With the advent of new sensors, storage technologies, and networking technologies, the potential exists for a new era of ocean science investigation where students, scientists and researchers from different disciplines, and government policy makers and officials have frictionless access to oceanographic data, simulation results, and software. Our goal is to create standards and an information processing environment that allows these users to extract and employ marine data from ocean sampling sensors and the simulated ocean as timely input to visualization, analysis, and ocean modeling software. The intent of the system is to make scientific inquiry easier, quicker, and more collaborative in nature by creating an oceanographic metadata standard and a software system that uses that standard to create a frictionless simulation and analysis environment.
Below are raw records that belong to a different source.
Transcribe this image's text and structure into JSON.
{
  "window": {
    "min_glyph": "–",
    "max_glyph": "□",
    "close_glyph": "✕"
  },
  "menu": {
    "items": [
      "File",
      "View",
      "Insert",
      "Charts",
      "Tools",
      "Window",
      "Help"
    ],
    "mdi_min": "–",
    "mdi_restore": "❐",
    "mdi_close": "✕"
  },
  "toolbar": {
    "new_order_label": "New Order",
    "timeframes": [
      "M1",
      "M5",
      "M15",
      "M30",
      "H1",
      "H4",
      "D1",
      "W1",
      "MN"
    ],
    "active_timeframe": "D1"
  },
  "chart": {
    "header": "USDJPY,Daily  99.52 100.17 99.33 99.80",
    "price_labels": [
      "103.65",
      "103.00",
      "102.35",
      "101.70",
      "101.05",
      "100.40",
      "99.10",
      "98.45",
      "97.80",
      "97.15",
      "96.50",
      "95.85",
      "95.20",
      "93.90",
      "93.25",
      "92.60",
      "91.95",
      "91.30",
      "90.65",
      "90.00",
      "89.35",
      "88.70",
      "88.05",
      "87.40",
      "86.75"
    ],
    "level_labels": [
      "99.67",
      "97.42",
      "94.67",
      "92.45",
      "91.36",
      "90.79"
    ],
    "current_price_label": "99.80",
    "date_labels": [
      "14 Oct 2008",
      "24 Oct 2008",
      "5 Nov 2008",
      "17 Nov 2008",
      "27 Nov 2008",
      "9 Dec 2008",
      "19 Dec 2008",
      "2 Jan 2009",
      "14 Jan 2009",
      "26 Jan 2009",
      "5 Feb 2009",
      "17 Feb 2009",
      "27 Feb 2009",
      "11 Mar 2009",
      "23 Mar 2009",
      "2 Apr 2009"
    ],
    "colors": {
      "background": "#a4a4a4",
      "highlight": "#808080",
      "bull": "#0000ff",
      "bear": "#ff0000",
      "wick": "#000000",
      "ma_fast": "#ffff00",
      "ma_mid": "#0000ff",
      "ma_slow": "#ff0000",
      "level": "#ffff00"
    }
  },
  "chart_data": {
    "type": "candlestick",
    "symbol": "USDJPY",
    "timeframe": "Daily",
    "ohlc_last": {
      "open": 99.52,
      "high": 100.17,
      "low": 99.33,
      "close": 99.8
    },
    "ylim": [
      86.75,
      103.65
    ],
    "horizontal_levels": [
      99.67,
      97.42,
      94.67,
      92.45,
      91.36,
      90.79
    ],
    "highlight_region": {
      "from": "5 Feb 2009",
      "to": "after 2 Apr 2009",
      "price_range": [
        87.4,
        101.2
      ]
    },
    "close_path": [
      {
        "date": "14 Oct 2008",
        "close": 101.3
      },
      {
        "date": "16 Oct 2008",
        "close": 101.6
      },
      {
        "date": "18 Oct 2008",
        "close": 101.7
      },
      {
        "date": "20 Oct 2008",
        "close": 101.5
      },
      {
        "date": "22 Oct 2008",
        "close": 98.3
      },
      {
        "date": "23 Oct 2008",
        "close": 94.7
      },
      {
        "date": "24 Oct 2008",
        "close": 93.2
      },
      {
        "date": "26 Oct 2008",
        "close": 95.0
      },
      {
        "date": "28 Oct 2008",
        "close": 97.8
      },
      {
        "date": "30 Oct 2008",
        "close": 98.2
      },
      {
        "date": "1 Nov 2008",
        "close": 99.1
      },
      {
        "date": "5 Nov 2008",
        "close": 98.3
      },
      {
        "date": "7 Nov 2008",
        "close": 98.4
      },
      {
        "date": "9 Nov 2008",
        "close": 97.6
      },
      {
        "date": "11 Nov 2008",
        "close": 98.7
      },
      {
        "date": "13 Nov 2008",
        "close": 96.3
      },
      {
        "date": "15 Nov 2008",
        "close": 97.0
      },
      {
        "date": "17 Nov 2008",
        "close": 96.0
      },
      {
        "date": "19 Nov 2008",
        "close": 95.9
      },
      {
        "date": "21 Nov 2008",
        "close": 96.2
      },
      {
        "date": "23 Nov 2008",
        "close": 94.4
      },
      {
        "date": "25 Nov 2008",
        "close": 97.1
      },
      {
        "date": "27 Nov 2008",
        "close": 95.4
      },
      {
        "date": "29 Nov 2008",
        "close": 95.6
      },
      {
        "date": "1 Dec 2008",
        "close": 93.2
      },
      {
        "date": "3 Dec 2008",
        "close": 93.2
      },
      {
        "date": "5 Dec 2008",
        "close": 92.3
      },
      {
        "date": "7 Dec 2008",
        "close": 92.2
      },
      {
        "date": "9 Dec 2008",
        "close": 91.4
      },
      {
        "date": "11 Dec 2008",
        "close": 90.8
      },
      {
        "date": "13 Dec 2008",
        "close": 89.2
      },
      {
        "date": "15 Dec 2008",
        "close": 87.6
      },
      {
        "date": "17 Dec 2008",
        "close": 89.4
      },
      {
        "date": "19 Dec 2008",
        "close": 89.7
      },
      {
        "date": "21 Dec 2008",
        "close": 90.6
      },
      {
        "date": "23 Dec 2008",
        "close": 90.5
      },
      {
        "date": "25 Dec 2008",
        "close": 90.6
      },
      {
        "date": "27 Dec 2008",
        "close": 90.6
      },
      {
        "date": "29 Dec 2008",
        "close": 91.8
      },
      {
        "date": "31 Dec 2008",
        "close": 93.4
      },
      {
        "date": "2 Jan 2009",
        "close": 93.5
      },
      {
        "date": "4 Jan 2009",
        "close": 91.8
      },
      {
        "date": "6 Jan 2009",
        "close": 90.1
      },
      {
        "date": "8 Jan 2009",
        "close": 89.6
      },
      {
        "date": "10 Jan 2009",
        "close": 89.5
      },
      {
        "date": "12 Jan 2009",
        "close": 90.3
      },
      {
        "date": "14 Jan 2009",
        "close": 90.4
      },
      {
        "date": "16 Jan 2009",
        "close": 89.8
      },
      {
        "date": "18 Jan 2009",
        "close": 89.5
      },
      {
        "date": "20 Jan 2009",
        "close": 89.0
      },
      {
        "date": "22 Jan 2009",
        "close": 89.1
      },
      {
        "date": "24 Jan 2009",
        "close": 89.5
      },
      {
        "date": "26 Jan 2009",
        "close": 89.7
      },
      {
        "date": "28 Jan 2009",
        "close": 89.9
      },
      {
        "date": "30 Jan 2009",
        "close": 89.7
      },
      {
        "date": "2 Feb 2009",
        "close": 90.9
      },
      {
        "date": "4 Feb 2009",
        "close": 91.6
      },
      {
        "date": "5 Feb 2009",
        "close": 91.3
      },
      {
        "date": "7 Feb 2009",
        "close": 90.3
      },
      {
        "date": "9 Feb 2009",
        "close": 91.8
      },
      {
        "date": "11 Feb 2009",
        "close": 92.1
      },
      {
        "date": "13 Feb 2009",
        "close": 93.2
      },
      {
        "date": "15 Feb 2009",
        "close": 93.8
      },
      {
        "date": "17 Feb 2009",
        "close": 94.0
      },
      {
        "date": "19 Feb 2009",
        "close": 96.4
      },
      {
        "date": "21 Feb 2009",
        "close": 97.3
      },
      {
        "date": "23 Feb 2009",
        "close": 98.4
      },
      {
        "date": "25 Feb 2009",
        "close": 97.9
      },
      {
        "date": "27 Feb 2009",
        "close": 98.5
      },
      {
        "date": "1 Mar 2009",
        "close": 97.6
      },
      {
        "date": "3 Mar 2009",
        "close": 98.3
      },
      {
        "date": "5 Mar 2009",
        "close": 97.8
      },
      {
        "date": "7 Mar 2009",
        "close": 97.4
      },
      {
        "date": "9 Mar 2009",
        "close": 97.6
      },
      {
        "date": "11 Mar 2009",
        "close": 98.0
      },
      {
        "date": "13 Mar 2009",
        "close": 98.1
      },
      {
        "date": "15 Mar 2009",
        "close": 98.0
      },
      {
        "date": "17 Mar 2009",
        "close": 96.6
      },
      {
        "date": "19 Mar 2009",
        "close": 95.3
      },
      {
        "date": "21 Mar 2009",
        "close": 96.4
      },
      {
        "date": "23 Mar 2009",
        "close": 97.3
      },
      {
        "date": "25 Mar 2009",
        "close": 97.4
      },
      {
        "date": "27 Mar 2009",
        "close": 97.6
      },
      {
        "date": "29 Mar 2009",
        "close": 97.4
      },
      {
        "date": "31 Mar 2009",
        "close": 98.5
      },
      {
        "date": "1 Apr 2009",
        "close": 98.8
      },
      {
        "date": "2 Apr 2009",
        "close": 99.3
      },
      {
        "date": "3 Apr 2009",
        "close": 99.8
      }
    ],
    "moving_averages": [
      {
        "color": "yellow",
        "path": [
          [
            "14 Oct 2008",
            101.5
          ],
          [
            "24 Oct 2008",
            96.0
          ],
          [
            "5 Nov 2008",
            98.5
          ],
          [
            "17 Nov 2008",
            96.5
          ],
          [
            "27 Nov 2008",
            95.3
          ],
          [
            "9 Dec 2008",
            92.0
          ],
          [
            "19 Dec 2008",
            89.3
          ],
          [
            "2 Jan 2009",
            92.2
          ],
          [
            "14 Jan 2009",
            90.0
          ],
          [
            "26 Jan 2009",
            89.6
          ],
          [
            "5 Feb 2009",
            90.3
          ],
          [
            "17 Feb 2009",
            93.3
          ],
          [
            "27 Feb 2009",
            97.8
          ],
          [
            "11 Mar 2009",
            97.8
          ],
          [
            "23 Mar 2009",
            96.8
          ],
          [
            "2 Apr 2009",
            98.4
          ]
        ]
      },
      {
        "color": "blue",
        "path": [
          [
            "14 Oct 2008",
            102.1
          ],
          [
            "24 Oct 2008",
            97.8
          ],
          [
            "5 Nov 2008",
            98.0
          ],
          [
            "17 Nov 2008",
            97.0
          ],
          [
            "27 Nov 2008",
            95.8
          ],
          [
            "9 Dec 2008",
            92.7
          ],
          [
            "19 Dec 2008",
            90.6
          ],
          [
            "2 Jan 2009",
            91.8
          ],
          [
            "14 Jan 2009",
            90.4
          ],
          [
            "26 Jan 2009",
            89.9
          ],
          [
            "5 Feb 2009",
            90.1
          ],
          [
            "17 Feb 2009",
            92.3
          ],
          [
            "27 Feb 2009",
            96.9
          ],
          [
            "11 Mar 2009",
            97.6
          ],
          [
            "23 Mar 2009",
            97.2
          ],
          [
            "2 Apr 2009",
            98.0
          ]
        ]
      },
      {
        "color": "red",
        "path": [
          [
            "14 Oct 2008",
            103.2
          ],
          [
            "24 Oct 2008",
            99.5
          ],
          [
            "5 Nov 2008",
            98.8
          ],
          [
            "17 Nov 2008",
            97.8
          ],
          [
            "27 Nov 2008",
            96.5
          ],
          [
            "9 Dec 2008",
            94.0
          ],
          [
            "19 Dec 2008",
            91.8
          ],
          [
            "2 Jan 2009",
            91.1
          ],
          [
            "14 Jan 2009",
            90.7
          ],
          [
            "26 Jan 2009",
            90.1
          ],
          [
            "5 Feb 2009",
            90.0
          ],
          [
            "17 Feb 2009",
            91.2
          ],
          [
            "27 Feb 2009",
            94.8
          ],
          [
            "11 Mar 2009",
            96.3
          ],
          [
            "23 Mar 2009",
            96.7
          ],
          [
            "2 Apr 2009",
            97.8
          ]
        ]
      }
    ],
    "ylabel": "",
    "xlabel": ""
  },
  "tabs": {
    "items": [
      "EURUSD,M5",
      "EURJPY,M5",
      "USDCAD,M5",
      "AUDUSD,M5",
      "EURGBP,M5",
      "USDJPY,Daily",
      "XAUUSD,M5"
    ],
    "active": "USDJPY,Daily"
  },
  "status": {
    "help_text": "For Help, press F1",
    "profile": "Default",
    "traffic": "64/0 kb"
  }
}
The premises behind this project are:

Our system will provide the oceanographic scientist, researcher, or planner with the computational infrastructure necessary for the flexible creation and execution of complex simulation and analysis workflows, whose individual components are distributed oceanographic data and software resources.

The three main research thrusts of this project are:

To facilitate the identification of and access to the appropriate resources, we will utilize a uniform marine ontology, or controlled formal vocabulary, to attach descriptive domain-specific metadata to all resources registered with the system, enabling efficient metadata-based searching for distributed data and processing systems. Our ontology and metadata efforts will draw on existing standards in the geoscientific and oceanographic fields whenever possible.

To gain widespread acceptance and effective use, and to ensure future extensibility, a distributed system must allow for the widest possible heterogeneity in its operating environment. Since each resource component of a workflow potentially exists on a unique host, it is imperative that we use a common information transport mechanism that supports transparent interoperability.

Process management encompasses the various administrative capabilities of the executive system for registering resources, attaching appropriate metadata to those resources, and generating, validating, and executing workflows. One important aspect of workflow management is automatic generalized data translation, which is necessary to ensure the smooth flow of data between the computational nodes of the workflow, regardless of syntactic and semantic mismatches between various input and output formats. Another important issue is the mechanism for smoothly integrating established legacy systems --- despite possible obsolescence of implementation environment, non-interactive execution mode, or non-network connectivity --- into the standard operating framework.

Oceanographic processes, whether physical, chemical, biological, acoustical, geological, or optical, are all characterized by a wide range of spatial and temporal scales and variability. Furthermore, these processes exhibit complex couplings and interactions. Our system will explicitly address these issues by providing an extensible computational environment for the manipulation of complex oceanographic workflows. No longer burdened with the technical minutiae of networking, distributed search and retrieval, query languages, and data management, the user of the system is freed to concentrate on domain-specific scientific research issues. By providing a mechanism for rapidly performing numerous simulation scenarios, the system will enable a more efficient and exhaustive exploration of the potential solution spaces of complex, multi-disciplinary oceanographic problems or research areas. One component of the research program concerns the investigation of multiscale, multidisciplinary ocean phenomena. Our system will, in general, facilitate the exploration of these type of complex geoscientific systems.

A detailed investigation of many interesting oceanic processes requires in situ measurements of the ocean environment. One highly effective and efficient means of utilizing sensor resources is through adaptive sampling with autonomous unmanned vehicles. Through a dynamic process of cooperative autonomous decision-making in response to changing environmental or experimental conditions, these vehicles can optimize their mission for the exploration of regions of high interest, lowering the time and expense of acquiring relevant high-quality data.

Our system will be a prototype of a domain-specific, multi-disciplinary knowledge system that addresses issues of scale, heterogeneity, and distributed interoperability of the computing environment.